**Work required**
From the entries below, pull out each line where "caption" appears.

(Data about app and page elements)
┌──
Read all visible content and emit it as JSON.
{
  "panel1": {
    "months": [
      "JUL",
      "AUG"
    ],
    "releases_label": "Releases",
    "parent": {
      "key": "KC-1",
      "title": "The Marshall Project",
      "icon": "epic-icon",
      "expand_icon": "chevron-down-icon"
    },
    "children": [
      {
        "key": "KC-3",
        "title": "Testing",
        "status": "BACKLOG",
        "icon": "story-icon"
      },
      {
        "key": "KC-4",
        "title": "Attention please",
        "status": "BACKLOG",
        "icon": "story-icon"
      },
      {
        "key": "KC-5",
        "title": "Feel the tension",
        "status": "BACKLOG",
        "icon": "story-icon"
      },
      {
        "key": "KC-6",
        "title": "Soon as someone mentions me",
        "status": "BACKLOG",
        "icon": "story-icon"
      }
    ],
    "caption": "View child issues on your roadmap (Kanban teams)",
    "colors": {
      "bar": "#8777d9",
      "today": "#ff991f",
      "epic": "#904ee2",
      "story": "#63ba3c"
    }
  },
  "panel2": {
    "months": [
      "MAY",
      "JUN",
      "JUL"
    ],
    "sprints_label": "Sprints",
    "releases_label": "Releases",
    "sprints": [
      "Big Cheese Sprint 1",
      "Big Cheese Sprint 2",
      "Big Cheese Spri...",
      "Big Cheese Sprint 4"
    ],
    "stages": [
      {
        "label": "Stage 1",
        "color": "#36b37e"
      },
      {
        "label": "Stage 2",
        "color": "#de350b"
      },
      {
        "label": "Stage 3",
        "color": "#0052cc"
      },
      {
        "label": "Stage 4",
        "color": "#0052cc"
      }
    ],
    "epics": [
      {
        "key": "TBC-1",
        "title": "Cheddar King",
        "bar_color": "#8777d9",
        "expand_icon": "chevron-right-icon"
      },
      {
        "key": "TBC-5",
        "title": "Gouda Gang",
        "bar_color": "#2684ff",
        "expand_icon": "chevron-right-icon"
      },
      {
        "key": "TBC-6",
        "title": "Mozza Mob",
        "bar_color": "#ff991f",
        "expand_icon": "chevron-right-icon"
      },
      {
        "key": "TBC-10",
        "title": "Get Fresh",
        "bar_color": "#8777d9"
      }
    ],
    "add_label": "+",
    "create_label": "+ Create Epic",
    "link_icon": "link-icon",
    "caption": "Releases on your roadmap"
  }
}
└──
**Result**
    "caption": "View child issues on your roadmap (Kanban teams)",
    "caption": "Releases on your roadmap"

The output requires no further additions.